[[ SOURCE DATA open ]]
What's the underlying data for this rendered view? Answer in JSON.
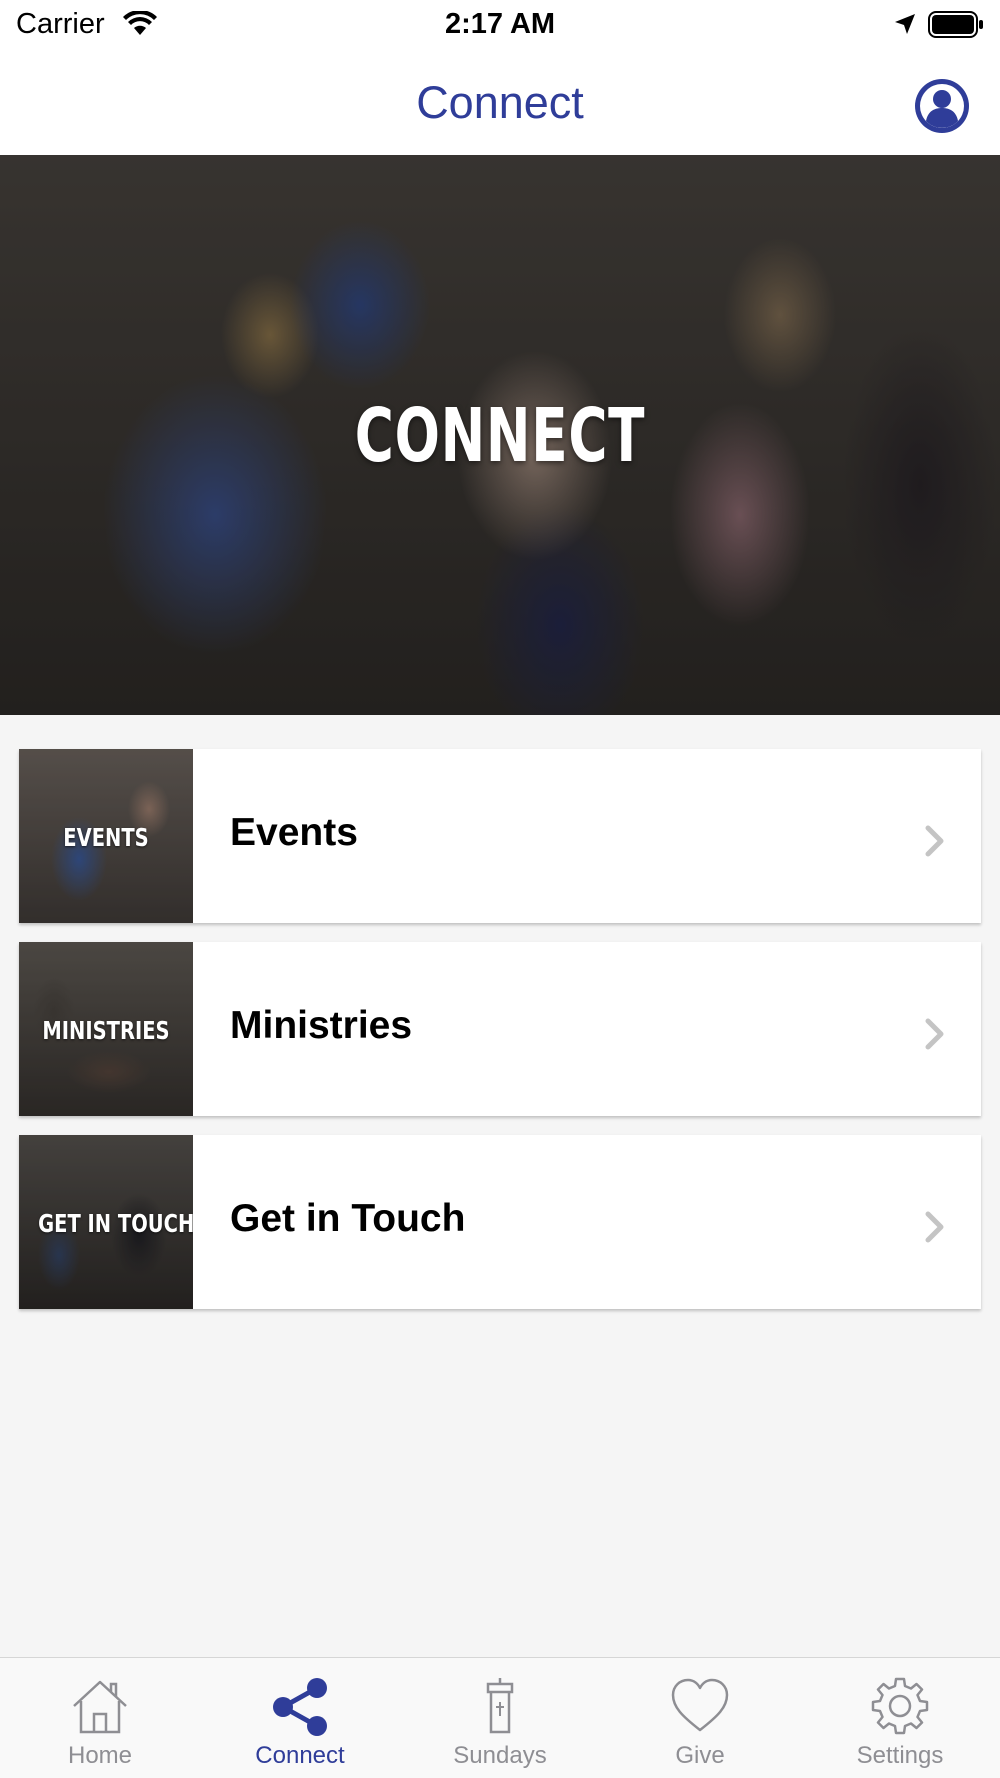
{
  "status_bar": {
    "carrier": "Carrier",
    "time": "2:17 AM"
  },
  "nav": {
    "title": "Connect",
    "profile_icon": "person-circle-icon"
  },
  "hero": {
    "title": "CONNECT"
  },
  "items": [
    {
      "thumb_label": "EVENTS",
      "label": "Events",
      "icon": "chevron-right-icon"
    },
    {
      "thumb_label": "MINISTRIES",
      "label": "Ministries",
      "icon": "chevron-right-icon"
    },
    {
      "thumb_label": "GET IN TOUCH",
      "label": "Get in Touch",
      "icon": "chevron-right-icon"
    }
  ],
  "tabs": [
    {
      "label": "Home",
      "icon": "house-icon",
      "active": false
    },
    {
      "label": "Connect",
      "icon": "share-icon",
      "active": true
    },
    {
      "label": "Sundays",
      "icon": "pulpit-icon",
      "active": false
    },
    {
      "label": "Give",
      "icon": "heart-icon",
      "active": false
    },
    {
      "label": "Settings",
      "icon": "gear-icon",
      "active": false
    }
  ],
  "colors": {
    "accent": "#2f3d99",
    "tab_inactive": "#8e8e93",
    "background": "#f5f5f5"
  }
}
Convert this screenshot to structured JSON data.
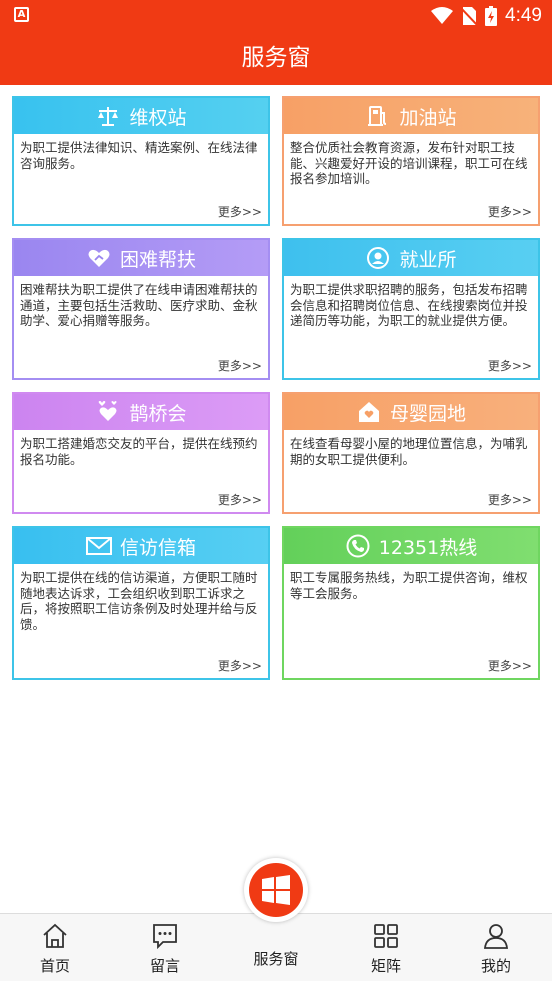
{
  "status_bar": {
    "time": "4:49",
    "app_badge": "A"
  },
  "header": {
    "title": "服务窗"
  },
  "cards": [
    {
      "title": "维权站",
      "icon": "scale-icon",
      "desc": "为职工提供法律知识、精选案例、在线法律咨询服务。",
      "more": "更多>>"
    },
    {
      "title": "加油站",
      "icon": "fuel-pump-icon",
      "desc": "整合优质社会教育资源，发布针对职工技能、兴趣爱好开设的培训课程，职工可在线报名参加培训。",
      "more": "更多>>"
    },
    {
      "title": "困难帮扶",
      "icon": "heart-hand-icon",
      "desc": "困难帮扶为职工提供了在线申请困难帮扶的通道，主要包括生活救助、医疗求助、金秋助学、爱心捐赠等服务。",
      "more": "更多>>"
    },
    {
      "title": "就业所",
      "icon": "person-circle-icon",
      "desc": "为职工提供求职招聘的服务，包括发布招聘会信息和招聘岗位信息、在线搜索岗位并投递简历等功能，为职工的就业提供方便。",
      "more": "更多>>"
    },
    {
      "title": "鹊桥会",
      "icon": "hearts-icon",
      "desc": "为职工搭建婚恋交友的平台，提供在线预约报名功能。",
      "more": "更多>>"
    },
    {
      "title": "母婴园地",
      "icon": "home-heart-icon",
      "desc": "在线查看母婴小屋的地理位置信息，为哺乳期的女职工提供便利。",
      "more": "更多>>"
    },
    {
      "title": "信访信箱",
      "icon": "envelope-icon",
      "desc": "为职工提供在线的信访渠道，方便职工随时随地表达诉求，工会组织收到职工诉求之后，将按照职工信访条例及时处理并给与反馈。",
      "more": "更多>>"
    },
    {
      "title": "12351热线",
      "icon": "phone-icon",
      "desc": "职工专属服务热线，为职工提供咨询，维权等工会服务。",
      "more": "更多>>"
    }
  ],
  "tabbar": {
    "home": "首页",
    "message": "留言",
    "service": "服务窗",
    "matrix": "矩阵",
    "mine": "我的"
  },
  "colors": {
    "brand": "#f03a14"
  }
}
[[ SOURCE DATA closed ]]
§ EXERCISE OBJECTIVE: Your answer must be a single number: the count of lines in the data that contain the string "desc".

§ EXERCISE SOLUTION: 8